  • Glass 6: "strawberry milk"- 2 pipets (5-6 mL) of 6 MNaOH solution (must be sufficient to overcome or neutralize the acid).


  1. Begin by showing that the liquid in glass 1 "water" is colorless.
  2. Pour the contents of glass 1 into glass 2.
  3. Pour the contents of glass 2 into glass 3.
  4. Pour the contents of glass 3 into glass 4 and swirl gently.
  5. Wait for fizzing to stop and pour glass 4 into glass 5.
  6. Pour contents of glass 5 into glass 6.


Last night for dinner I could not decide what I wanted to drink with my meal, so I decided to make all of my favorite drinks and drink them all.

Audience Explanation

Phenolphthalein is an acid-base indicator that turns pink in the presence of a base, and remains colorless in the presence of an acid. Glass 1 contained phenolphthalein and water. It remained colorless because phenolphthalein is colorless in a neutral environment. Glass 2 containes sodium hydroxide, which is a base. Phenolphthalein turns pink in the presence of a base, so it looked like "fruit punch" when glass 1 was poured into it.

Glass 3 contained sulfuric acid, which is an acid. The sulfuric acid neutralizes the base of Naoh in glass 2. Phenolphthalein is colorless in the presence of an acid, so it looked like "water". Glass 4 contained sodium bicarbonate.
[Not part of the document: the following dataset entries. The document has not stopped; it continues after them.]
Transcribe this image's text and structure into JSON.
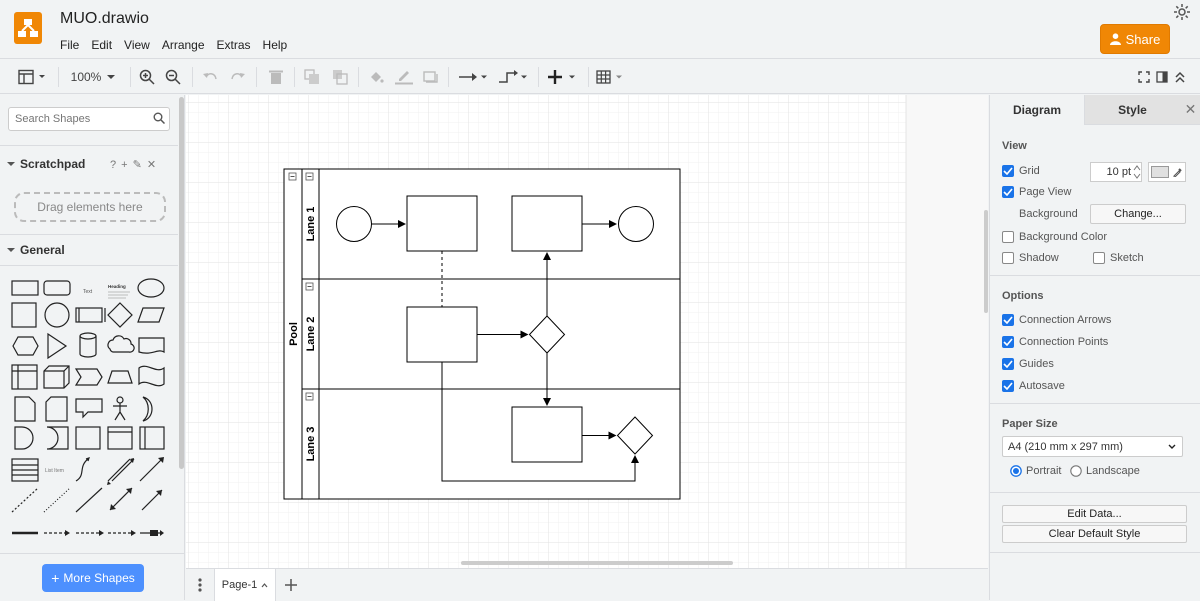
{
  "app": {
    "title": "MUO.drawio",
    "share_label": "Share"
  },
  "menu": [
    "File",
    "Edit",
    "View",
    "Arrange",
    "Extras",
    "Help"
  ],
  "toolbar": {
    "zoom": "100%"
  },
  "sidebar": {
    "search_placeholder": "Search Shapes",
    "scratchpad": "Scratchpad",
    "scratchpad_actions": "? + ✎ ✕",
    "drag_hint": "Drag elements here",
    "general": "General",
    "more_shapes": "More Shapes",
    "shape_text": "Text",
    "shape_heading": "Heading",
    "shape_list_item": "List Item"
  },
  "diagram": {
    "pool": "Pool",
    "lanes": [
      "Lane 1",
      "Lane 2",
      "Lane 3"
    ]
  },
  "pages": {
    "current": "Page-1"
  },
  "format": {
    "tabs": [
      "Diagram",
      "Style"
    ],
    "view_title": "View",
    "grid_label": "Grid",
    "grid_size": "10 pt",
    "page_view": "Page View",
    "background_label": "Background",
    "change_button": "Change...",
    "background_color": "Background Color",
    "shadow": "Shadow",
    "sketch": "Sketch",
    "options_title": "Options",
    "options": [
      "Connection Arrows",
      "Connection Points",
      "Guides",
      "Autosave"
    ],
    "paper_size_title": "Paper Size",
    "paper_size": "A4 (210 mm x 297 mm)",
    "portrait": "Portrait",
    "landscape": "Landscape",
    "edit_data": "Edit Data...",
    "clear_default_style": "Clear Default Style"
  },
  "colors": {
    "accent": "#f08705",
    "blue": "#1a73e8",
    "more_shapes": "#4d90fe"
  }
}
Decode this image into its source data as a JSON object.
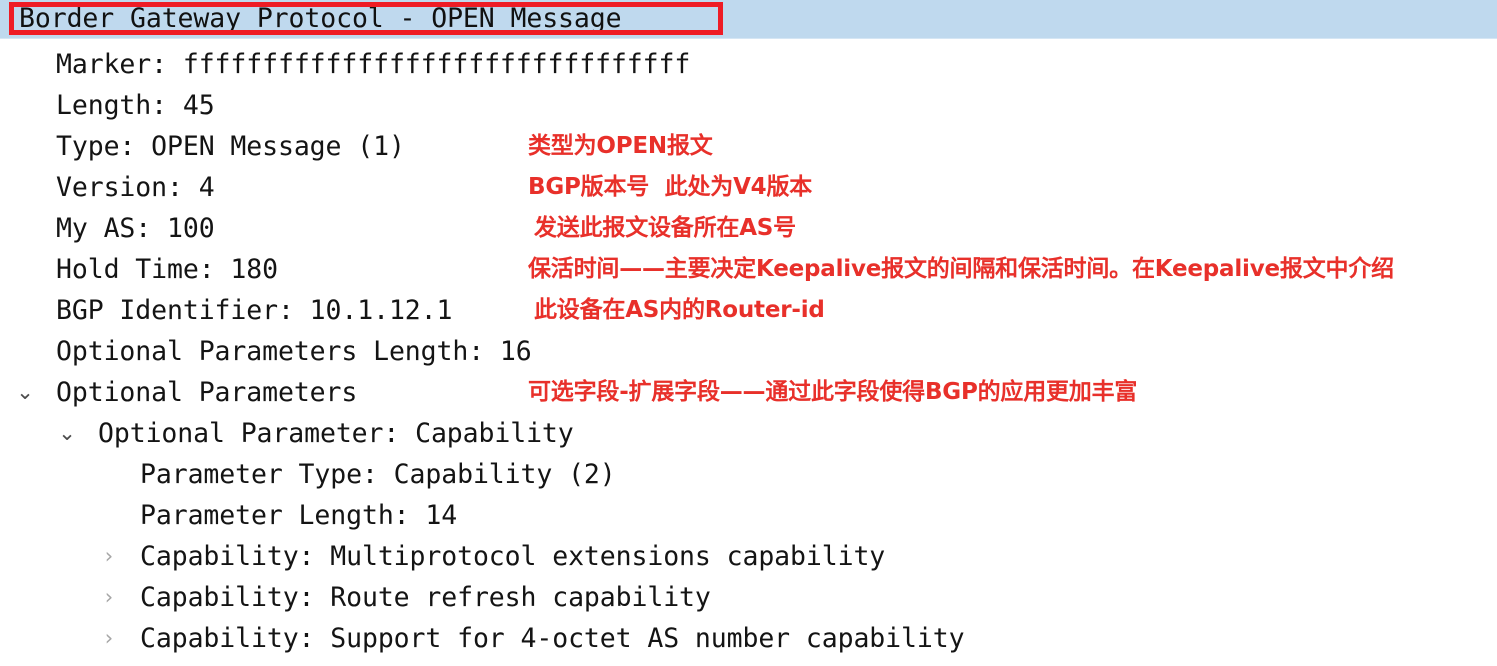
{
  "window": {
    "title": "Border Gateway Protocol - OPEN Message",
    "app": "packet-detail-tree"
  },
  "colors": {
    "selection_background": "#bfd9ee",
    "selection_outline": "#ee1c25",
    "annotation_text": "#e8302a",
    "tree_text": "#141414",
    "twisty_open": "#4c4c4c",
    "twisty_closed": "#a6a6a6",
    "pane_background": "#ffffff"
  },
  "icons": {
    "chevron_down": "⌄",
    "chevron_right": "›"
  },
  "tree": {
    "rows": [
      {
        "id": "bgp-open-message",
        "text": "Border Gateway Protocol - OPEN Message",
        "indent": 0,
        "twisty": "none",
        "selected": true,
        "outlined": true
      },
      {
        "id": "marker",
        "text": "Marker: ffffffffffffffffffffffffffffffff",
        "indent": 1,
        "twisty": "none",
        "selected": false,
        "outlined": false
      },
      {
        "id": "length",
        "text": "Length: 45",
        "indent": 1,
        "twisty": "none",
        "selected": false,
        "outlined": false
      },
      {
        "id": "type",
        "text": "Type: OPEN Message (1)",
        "indent": 1,
        "twisty": "none",
        "selected": false,
        "outlined": false
      },
      {
        "id": "version",
        "text": "Version: 4",
        "indent": 1,
        "twisty": "none",
        "selected": false,
        "outlined": false
      },
      {
        "id": "my-as",
        "text": "My AS: 100",
        "indent": 1,
        "twisty": "none",
        "selected": false,
        "outlined": false
      },
      {
        "id": "hold-time",
        "text": "Hold Time: 180",
        "indent": 1,
        "twisty": "none",
        "selected": false,
        "outlined": false
      },
      {
        "id": "bgp-identifier",
        "text": "BGP Identifier: 10.1.12.1",
        "indent": 1,
        "twisty": "none",
        "selected": false,
        "outlined": false
      },
      {
        "id": "optional-parameters-length",
        "text": "Optional Parameters Length: 16",
        "indent": 1,
        "twisty": "none",
        "selected": false,
        "outlined": false
      },
      {
        "id": "optional-parameters",
        "text": "Optional Parameters",
        "indent": 1,
        "twisty": "open",
        "selected": false,
        "outlined": false
      },
      {
        "id": "optional-parameter-capability",
        "text": "Optional Parameter: Capability",
        "indent": 2,
        "twisty": "open",
        "selected": false,
        "outlined": false
      },
      {
        "id": "parameter-type",
        "text": "Parameter Type: Capability (2)",
        "indent": 3,
        "twisty": "none",
        "selected": false,
        "outlined": false
      },
      {
        "id": "parameter-length",
        "text": "Parameter Length: 14",
        "indent": 3,
        "twisty": "none",
        "selected": false,
        "outlined": false
      },
      {
        "id": "capability-multiprotocol",
        "text": "Capability: Multiprotocol extensions capability",
        "indent": 3,
        "twisty": "closed",
        "selected": false,
        "outlined": false
      },
      {
        "id": "capability-route-refresh",
        "text": "Capability: Route refresh capability",
        "indent": 3,
        "twisty": "closed",
        "selected": false,
        "outlined": false
      },
      {
        "id": "capability-4-octet-as",
        "text": "Capability: Support for 4-octet AS number capability",
        "indent": 3,
        "twisty": "closed",
        "selected": false,
        "outlined": false
      }
    ]
  },
  "annotations": [
    {
      "id": "note-type",
      "text": "类型为OPEN报文",
      "for_row": "type"
    },
    {
      "id": "note-version",
      "text": "BGP版本号  此处为V4版本",
      "for_row": "version"
    },
    {
      "id": "note-my-as",
      "text": "发送此报文设备所在AS号",
      "for_row": "my-as"
    },
    {
      "id": "note-hold-time",
      "text": "保活时间——主要决定Keepalive报文的间隔和保活时间。在Keepalive报文中介绍",
      "for_row": "hold-time"
    },
    {
      "id": "note-bgp-identifier",
      "text": "此设备在AS内的Router-id",
      "for_row": "bgp-identifier"
    },
    {
      "id": "note-optional-parameters",
      "text": "可选字段-扩展字段——通过此字段使得BGP的应用更加丰富",
      "for_row": "optional-parameters"
    }
  ]
}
The sulfuric acid from glass 3 reacts with the sodium carbonate and creates bubbles of CO2 gas, which is the fizzing we saw and looked like "7-up".

The saturated barium nitrate solution in glass 5 also reacts with sulfate ions from the sulfuric acid and forms barium sulfate, which is a cloudy white precipitate and looks like "milk". The last glass contained phenolphthalein and sodium hydroxide, which is a base. The sodium hydroxide neutralizes any remaining sulfuric acid. As previouslystated, phenolphthalein turns pink in the presence of a base, so the cloudy pink solution looked like "strawberry milk".
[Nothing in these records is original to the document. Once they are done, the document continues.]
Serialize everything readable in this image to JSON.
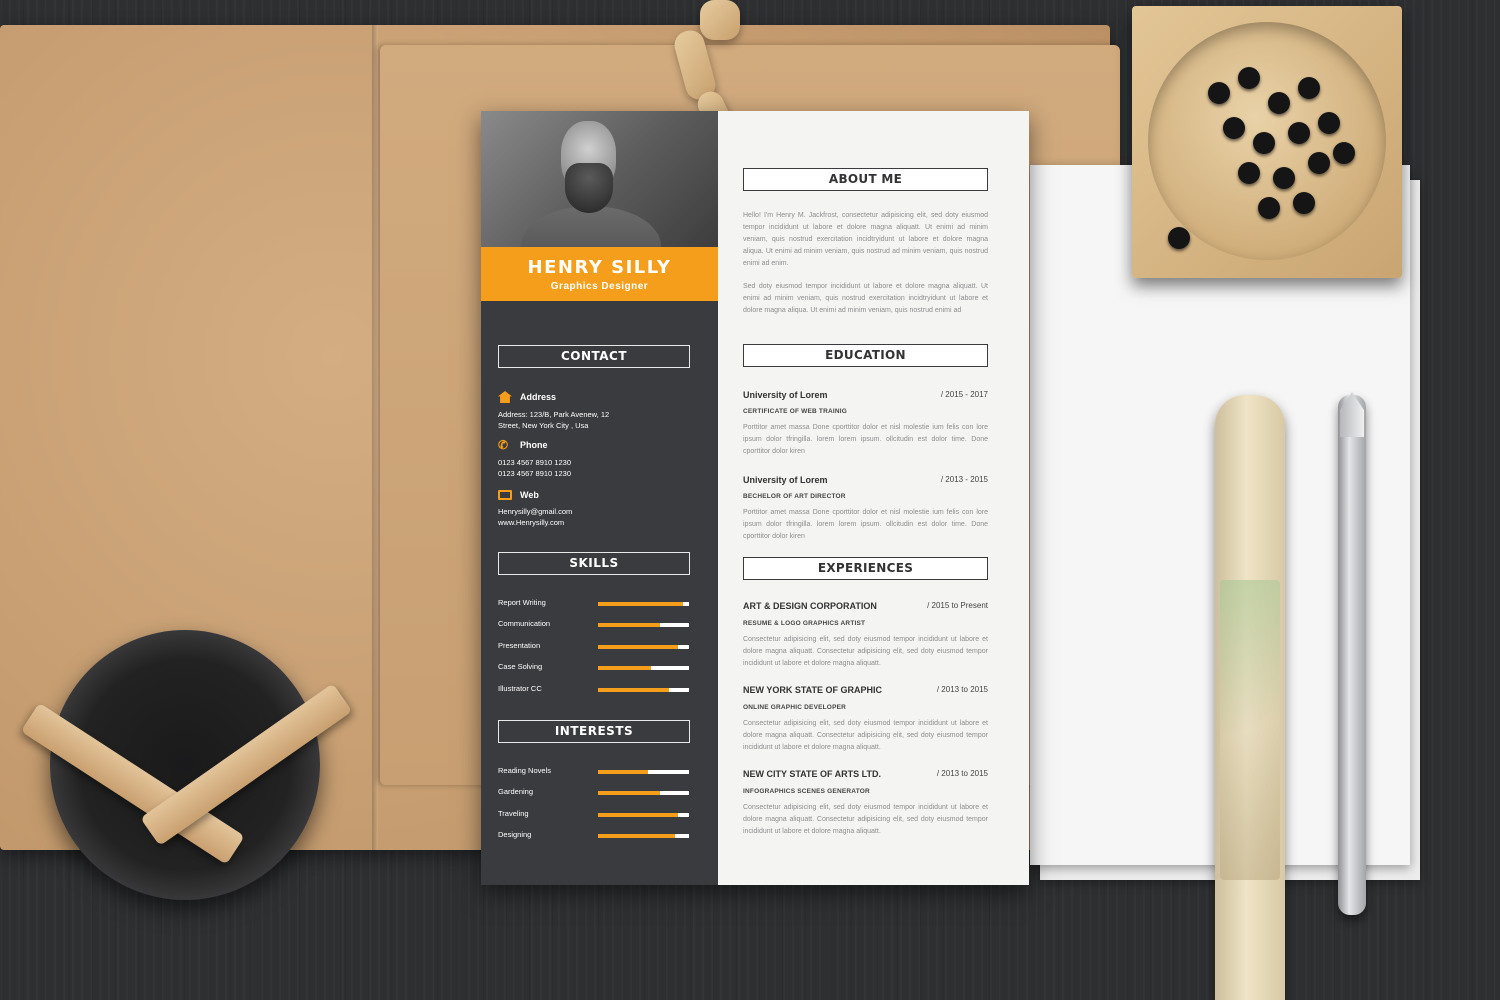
{
  "profile": {
    "name": "HENRY SILLY",
    "title": "Graphics Designer"
  },
  "colors": {
    "accent": "#f59e1b",
    "sidebar": "#3a3b3e",
    "page": "#f4f4f3"
  },
  "contact": {
    "heading": "CONTACT",
    "address": {
      "label": "Address",
      "lines": [
        "Address: 123/B, Park Avenew, 12",
        "Street, New York City , Usa"
      ],
      "icon": "home-icon"
    },
    "phone": {
      "label": "Phone",
      "lines": [
        "0123 4567 8910 1230",
        "0123 4567 8910 1230"
      ],
      "icon": "phone-icon"
    },
    "web": {
      "label": "Web",
      "lines": [
        "Henrysilly@gmail.com",
        "www.Henrysilly.com"
      ],
      "icon": "monitor-icon"
    }
  },
  "skills": {
    "heading": "SKILLS",
    "items": [
      {
        "label": "Report Writing",
        "level": 0.93
      },
      {
        "label": "Communication",
        "level": 0.68
      },
      {
        "label": "Presentation",
        "level": 0.88
      },
      {
        "label": "Case Solving",
        "level": 0.58
      },
      {
        "label": "Illustrator CC",
        "level": 0.78
      }
    ]
  },
  "interests": {
    "heading": "INTERESTS",
    "items": [
      {
        "label": "Reading Novels",
        "level": 0.55
      },
      {
        "label": "Gardening",
        "level": 0.68
      },
      {
        "label": "Traveling",
        "level": 0.88
      },
      {
        "label": "Designing",
        "level": 0.85
      }
    ]
  },
  "about": {
    "heading": "ABOUT ME",
    "paragraphs": [
      "Hello! I'm Henry M. Jackfrost, consectetur adipisicing elit, sed doty eiusmod tempor incididunt ut labore et dolore magna aliquatt. Ut enimi ad minim veniam, quis nostrud exercitation incidtryidunt ut labore et dolore magna aliqua. Ut enimi ad minim veniam, quis nostrud ad minim veniam, quis nostrud enimi ad enim.",
      "Sed doty eiusmod tempor incididunt ut labore et dolore magna aliquatt. Ut enimi ad minim veniam, quis nostrud exercitation incidtryidunt ut labore et dolore magna aliqua. Ut enimi ad minim veniam, quis nostrud enimi ad"
    ]
  },
  "education": {
    "heading": "EDUCATION",
    "entries": [
      {
        "school": "University of Lorem",
        "date": "/ 2015 - 2017",
        "degree": "CERTIFICATE OF WEB TRAINIG",
        "text": "Porttitor amet massa Done cporttitor dolor et nisl molestie ium felis con lore ipsum dolor tfringilla. lorem lorem ipsum. ollcitudin est dolor time. Done cporttitor dolor kiren"
      },
      {
        "school": "University of Lorem",
        "date": "/ 2013 - 2015",
        "degree": "BECHELOR OF ART DIRECTOR",
        "text": "Porttitor amet massa Done cporttitor dolor et nisl molestie ium felis con lore ipsum dolor tfringilla. lorem lorem ipsum. ollcitudin est dolor time. Done cporttitor dolor kiren"
      }
    ]
  },
  "experiences": {
    "heading": "EXPERIENCES",
    "entries": [
      {
        "company": "ART & DESIGN CORPORATION",
        "date": "/ 2015 to Present",
        "role": "RESUME & LOGO GRAPHICS ARTIST",
        "text": "Consectetur adipisicing elit, sed doty eiusmod tempor incididunt ut labore et dolore magna aliquatt. Consectetur adipisicing elit, sed doty eiusmod tempor incididunt ut labore et dolore magna aliquatt."
      },
      {
        "company": "NEW YORK STATE OF GRAPHIC",
        "date": "/ 2013 to 2015",
        "role": "ONLINE GRAPHIC DEVELOPER",
        "text": "Consectetur adipisicing elit, sed doty eiusmod tempor incididunt ut labore et dolore magna aliquatt. Consectetur adipisicing elit, sed doty eiusmod tempor incididunt ut labore et dolore magna aliquatt."
      },
      {
        "company": "NEW CITY STATE OF ARTS LTD.",
        "date": "/ 2013 to 2015",
        "role": "INFOGRAPHICS SCENES GENERATOR",
        "text": "Consectetur adipisicing elit, sed doty eiusmod tempor incididunt ut labore et dolore magna aliquatt. Consectetur adipisicing elit, sed doty eiusmod tempor incididunt ut labore et dolore magna aliquatt."
      }
    ]
  }
}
Do not drink any of the solutions. Avoid body tissue contact with all solutions. Where goggles and gloves.


Flush final solution down drain with water.


  • Unknown


Last modified
10:31, 2 Oct 2013



(not set)
(not set)

Creative Commons License Unless otherwise noted, content in the UC Davis ChemWiki is licensed under a Creative Commons Attribution-Noncommercial-Share Alike 3.0 United States License. Permissions beyond the scope of this license may be available at copyright@ucdavis.edu. Questions and concerns can be directed toward Prof. Delmar Larsen (dlarsen@ucdavis.edu), Founder and Director. Terms of Use